Reproduce the whole of the records exactly, and make sure no picture is carried into the result.

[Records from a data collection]
/---

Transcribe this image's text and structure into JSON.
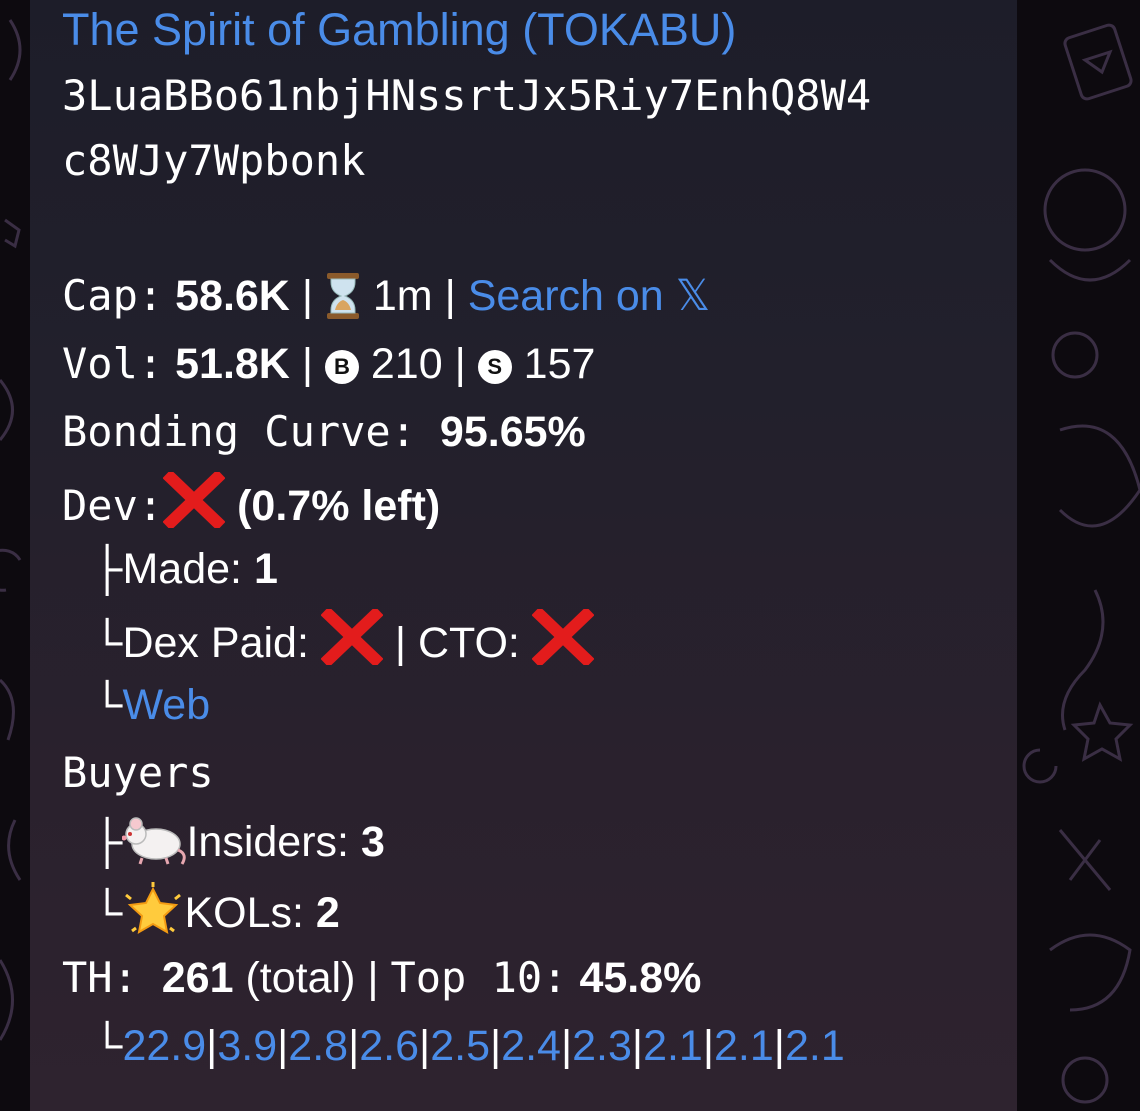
{
  "title": "The Spirit of Gambling (TOKABU)",
  "address": [
    "3LuaBBo61nbjHNssrtJx5Riy7EnhQ8W4",
    "c8WJy7Wpbonk"
  ],
  "cap": {
    "label": "Cap:",
    "value": "58.6K",
    "sep1": "|",
    "age": "1m",
    "sep2": "|",
    "search_link": "Search on 𝕏"
  },
  "vol": {
    "label": "Vol:",
    "value": "51.8K",
    "sep1": "|",
    "buy_badge": "B",
    "buys": "210",
    "sep2": "|",
    "sell_badge": "S",
    "sells": "157"
  },
  "bonding": {
    "label": "Bonding Curve:",
    "value": "95.65%"
  },
  "dev": {
    "label": "Dev:",
    "left": "(0.7% left)",
    "made_branch": "├",
    "made_label": "Made:",
    "made_value": "1",
    "dex_branch": "└",
    "dex_label": "Dex Paid:",
    "sep": "|",
    "cto_label": "CTO:",
    "web_branch": "└",
    "web_link": "Web"
  },
  "buyers": {
    "label": "Buyers",
    "insiders_branch": "├",
    "insiders_label": "Insiders:",
    "insiders_value": "3",
    "kols_branch": "└",
    "kols_label": "KOLs:",
    "kols_value": "2"
  },
  "th": {
    "label": "TH:",
    "total_value": "261",
    "total_suffix": "(total)",
    "sep": "|",
    "top_label": "Top 10:",
    "top_value": "45.8%",
    "branch": "└",
    "holders": [
      "22.9",
      "3.9",
      "2.8",
      "2.6",
      "2.5",
      "2.4",
      "2.3",
      "2.1",
      "2.1",
      "2.1"
    ]
  },
  "colors": {
    "link": "#4a8ce8",
    "x_mark": "#e31c1c",
    "text": "#ffffff"
  }
}
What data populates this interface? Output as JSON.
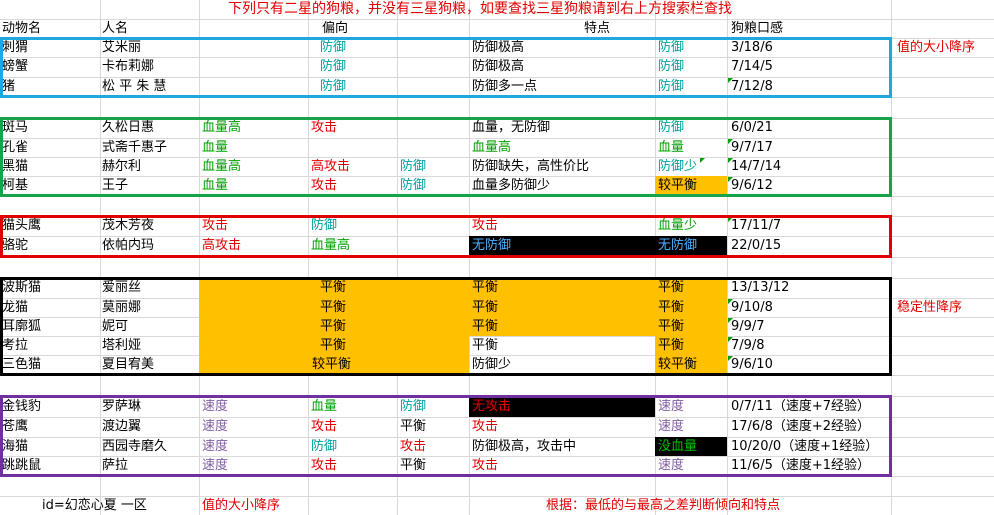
{
  "title_note": "下列只有二星的狗粮，并没有三星狗粮，如要查找三星狗粮请到右上方搜索栏查找",
  "headers": {
    "animal": "动物名",
    "name": "人名",
    "tendency": "偏向",
    "feature": "特点",
    "taste": "狗粮口感"
  },
  "side_notes": {
    "value_desc": "值的大小降序",
    "stability_desc": "稳定性降序"
  },
  "footer": {
    "id": "id=幻恋心夏 一区",
    "value_desc": "值的大小降序",
    "basis": "根据：最低的与最高之差判断倾向和特点"
  },
  "group1": [
    {
      "animal": "刺猬",
      "name": "艾米丽",
      "t1": "",
      "t2": "防御",
      "t3": "",
      "f1": "防御极高",
      "f2": "防御",
      "taste": "3/18/6"
    },
    {
      "animal": "螃蟹",
      "name": "卡布莉娜",
      "t1": "",
      "t2": "防御",
      "t3": "",
      "f1": "防御极高",
      "f2": "防御",
      "taste": "7/14/5"
    },
    {
      "animal": "猪",
      "name": "松 平 朱 慧",
      "t1": "",
      "t2": "防御",
      "t3": "",
      "f1": "防御多一点",
      "f2": "防御",
      "taste": "7/12/8"
    }
  ],
  "group2": [
    {
      "animal": "斑马",
      "name": "久松日惠",
      "t1": "血量高",
      "t2": "攻击",
      "t3": "",
      "f1": "血量，无防御",
      "f2": "防御",
      "taste": "6/0/21"
    },
    {
      "animal": "孔雀",
      "name": "式斋千惠子",
      "t1": "血量",
      "t2": "",
      "t3": "",
      "f1": "血量高",
      "f2": "血量",
      "taste": "9/7/17"
    },
    {
      "animal": "黑猫",
      "name": "赫尔利",
      "t1": "血量高",
      "t2": "高攻击",
      "t3": "防御",
      "f1": "防御缺失，高性价比",
      "f2": "防御少",
      "taste": "14/7/14"
    },
    {
      "animal": "柯基",
      "name": "王子",
      "t1": "血量",
      "t2": "攻击",
      "t3": "防御",
      "f1": "血量多防御少",
      "f2": "较平衡",
      "taste": "9/6/12"
    }
  ],
  "group3": [
    {
      "animal": "猫头鹰",
      "name": "茂木芳夜",
      "t1": "攻击",
      "t2": "防御",
      "t3": "",
      "f1": "攻击",
      "f2": "血量少",
      "taste": "17/11/7"
    },
    {
      "animal": "骆驼",
      "name": "依帕内玛",
      "t1": "高攻击",
      "t2": "血量高",
      "t3": "",
      "f1": "无防御",
      "f2": "无防御",
      "taste": "22/0/15"
    }
  ],
  "group4": [
    {
      "animal": "波斯猫",
      "name": "爱丽丝",
      "t2": "平衡",
      "f1": "平衡",
      "f2": "平衡",
      "taste": "13/13/12"
    },
    {
      "animal": "龙猫",
      "name": "莫丽娜",
      "t2": "平衡",
      "f1": "平衡",
      "f2": "平衡",
      "taste": "9/10/8"
    },
    {
      "animal": "耳廓狐",
      "name": "妮可",
      "t2": "平衡",
      "f1": "平衡",
      "f2": "平衡",
      "taste": "9/9/7"
    },
    {
      "animal": "考拉",
      "name": "塔利娅",
      "t2": "平衡",
      "f1": "平衡",
      "f2": "平衡",
      "taste": "7/9/8"
    },
    {
      "animal": "三色猫",
      "name": "夏目宥美",
      "t2": "较平衡",
      "f1": "防御少",
      "f2": "较平衡",
      "taste": "9/6/10"
    }
  ],
  "group5": [
    {
      "animal": "金钱豹",
      "name": "罗萨琳",
      "t1": "速度",
      "t2": "血量",
      "t3": "防御",
      "f1": "无攻击",
      "f2": "速度",
      "taste": "0/7/11（速度+7经验）"
    },
    {
      "animal": "苍鹰",
      "name": "渡边翼",
      "t1": "速度",
      "t2": "攻击",
      "t3": "平衡",
      "f1": "攻击",
      "f2": "速度",
      "taste": "17/6/8（速度+2经验）"
    },
    {
      "animal": "海猫",
      "name": "西园寺磨久",
      "t1": "速度",
      "t2": "防御",
      "t3": "攻击",
      "f1": "防御极高，攻击中",
      "f2": "没血量",
      "taste": "10/20/0（速度+1经验）"
    },
    {
      "animal": "跳跳鼠",
      "name": "萨拉",
      "t1": "速度",
      "t2": "攻击",
      "t3": "平衡",
      "f1": "攻击",
      "f2": "速度",
      "taste": "11/6/5（速度+1经验）"
    }
  ],
  "colors": {
    "blue": "#1fa8dd",
    "green": "#16a34a",
    "red": "#e00000",
    "black": "#000000",
    "purple": "#7030a0",
    "orange": "#ffc000"
  }
}
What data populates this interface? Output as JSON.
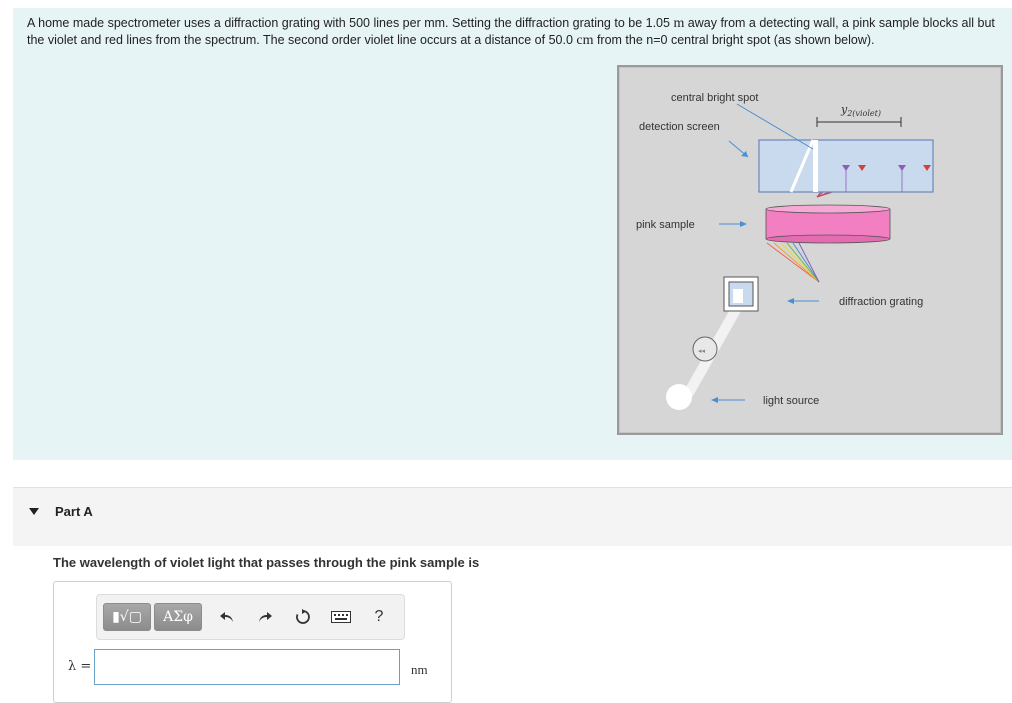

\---

• **EXPECTED ANSWER**:
Transcribe this image's text and structure into JSON.
{
  "title": "The Spirit of Gambling (TOKABU)",
  "address": [
    "3LuaBBo61nbjHNssrtJx5Riy7EnhQ8W4",
    "c8WJy7Wpbonk"
  ],
  "cap": {
    "label": "Cap:",
    "value": "58.6K",
    "sep1": "|",
    "age": "1m",
    "sep2": "|",
    "search_link": "Search on 𝕏"
  },
  "vol": {
    "label": "Vol:",
    "value": "51.8K",
    "sep1": "|",
    "buy_badge": "B",
    "buys": "210",
    "sep2": "|",
    "sell_badge": "S",
    "sells": "157"
  },
  "bonding": {
    "label": "Bonding Curve:",
    "value": "95.65%"
  },
  "dev": {
    "label": "Dev:",
    "left": "(0.7% left)",
    "made_branch": "├",
    "made_label": "Made:",
    "made_value": "1",
    "dex_branch": "└",
    "dex_label": "Dex Paid:",
    "sep": "|",
    "cto_label": "CTO:",
    "web_branch": "└",
    "web_link": "Web"
  },
  "buyers": {
    "label": "Buyers",
    "insiders_branch": "├",
    "insiders_label": "Insiders:",
    "insiders_value": "3",
    "kols_branch": "└",
    "kols_label": "KOLs:",
    "kols_value": "2"
  },
  "th": {
    "label": "TH:",
    "total_value": "261",
    "total_suffix": "(total)",
    "sep": "|",
    "top_label": "Top 10:",
    "top_value": "45.8%",
    "branch": "└",
    "holders": [
      "22.9",
      "3.9",
      "2.8",
      "2.6",
      "2.5",
      "2.4",
      "2.3",
      "2.1",
      "2.1",
      "2.1"
    ]
  },
  "colors": {
    "link": "#4a8ce8",
    "x_mark": "#e31c1c",
    "text": "#ffffff"
  }
}
What data populates this interface? Output as JSON.
{
  "title_note": "下列只有二星的狗粮，并没有三星狗粮，如要查找三星狗粮请到右上方搜索栏查找",
  "headers": {
    "animal": "动物名",
    "name": "人名",
    "tendency": "偏向",
    "feature": "特点",
    "taste": "狗粮口感"
  },
  "side_notes": {
    "value_desc": "值的大小降序",
    "stability_desc": "稳定性降序"
  },
  "footer": {
    "id": "id=幻恋心夏 一区",
    "value_desc": "值的大小降序",
    "basis": "根据：最低的与最高之差判断倾向和特点"
  },
  "group1": [
    {
      "animal": "刺猬",
      "name": "艾米丽",
      "t1": "",
      "t2": "防御",
      "t3": "",
      "f1": "防御极高",
      "f2": "防御",
      "taste": "3/18/6"
    },
    {
      "animal": "螃蟹",
      "name": "卡布莉娜",
      "t1": "",
      "t2": "防御",
      "t3": "",
      "f1": "防御极高",
      "f2": "防御",
      "taste": "7/14/5"
    },
    {
      "animal": "猪",
      "name": "松 平 朱 慧",
      "t1": "",
      "t2": "防御",
      "t3": "",
      "f1": "防御多一点",
      "f2": "防御",
      "taste": "7/12/8"
    }
  ],
  "group2": [
    {
      "animal": "斑马",
      "name": "久松日惠",
      "t1": "血量高",
      "t2": "攻击",
      "t3": "",
      "f1": "血量，无防御",
      "f2": "防御",
      "taste": "6/0/21"
    },
    {
      "animal": "孔雀",
      "name": "式斋千惠子",
      "t1": "血量",
      "t2": "",
      "t3": "",
      "f1": "血量高",
      "f2": "血量",
      "taste": "9/7/17"
    },
    {
      "animal": "黑猫",
      "name": "赫尔利",
      "t1": "血量高",
      "t2": "高攻击",
      "t3": "防御",
      "f1": "防御缺失，高性价比",
      "f2": "防御少",
      "taste": "14/7/14"
    },
    {
      "animal": "柯基",
      "name": "王子",
      "t1": "血量",
      "t2": "攻击",
      "t3": "防御",
      "f1": "血量多防御少",
      "f2": "较平衡",
      "taste": "9/6/12"
    }
  ],
  "group3": [
    {
      "animal": "猫头鹰",
      "name": "茂木芳夜",
      "t1": "攻击",
      "t2": "防御",
      "t3": "",
      "f1": "攻击",
      "f2": "血量少",
      "taste": "17/11/7"
    },
    {
      "animal": "骆驼",
      "name": "依帕内玛",
      "t1": "高攻击",
      "t2": "血量高",
      "t3": "",
      "f1": "无防御",
      "f2": "无防御",
      "taste": "22/0/15"
    }
  ],
  "group4": [
    {
      "animal": "波斯猫",
      "name": "爱丽丝",
      "t2": "平衡",
      "f1": "平衡",
      "f2": "平衡",
      "taste": "13/13/12"
    },
    {
      "animal": "龙猫",
      "name": "莫丽娜",
      "t2": "平衡",
      "f1": "平衡",
      "f2": "平衡",
      "taste": "9/10/8"
    },
    {
      "animal": "耳廓狐",
      "name": "妮可",
      "t2": "平衡",
      "f1": "平衡",
      "f2": "平衡",
      "taste": "9/9/7"
    },
    {
      "animal": "考拉",
      "name": "塔利娅",
      "t2": "平衡",
      "f1": "平衡",
      "f2": "平衡",
      "taste": "7/9/8"
    },
    {
      "animal": "三色猫",
      "name": "夏目宥美",
      "t2": "较平衡",
      "f1": "防御少",
      "f2": "较平衡",
      "taste": "9/6/10"
    }
  ],
  "group5": [
    {
      "animal": "金钱豹",
      "name": "罗萨琳",
      "t1": "速度",
      "t2": "血量",
      "t3": "防御",
      "f1": "无攻击",
      "f2": "速度",
      "taste": "0/7/11（速度+7经验）"
    },
    {
      "animal": "苍鹰",
      "name": "渡边翼",
      "t1": "速度",
      "t2": "攻击",
      "t3": "平衡",
      "f1": "攻击",
      "f2": "速度",
      "taste": "17/6/8（速度+2经验）"
    },
    {
      "animal": "海猫",
      "name": "西园寺磨久",
      "t1": "速度",
      "t2": "防御",
      "t3": "攻击",
      "f1": "防御极高，攻击中",
      "f2": "没血量",
      "taste": "10/20/0（速度+1经验）"
    },
    {
      "animal": "跳跳鼠",
      "name": "萨拉",
      "t1": "速度",
      "t2": "攻击",
      "t3": "平衡",
      "f1": "攻击",
      "f2": "速度",
      "taste": "11/6/5（速度+1经验）"
    }
  ],
  "colors": {
    "blue": "#1fa8dd",
    "green": "#16a34a",
    "red": "#e00000",
    "black": "#000000",
    "purple": "#7030a0",
    "orange": "#ffc000"
  }
}
What data populates this interface? Output as JSON.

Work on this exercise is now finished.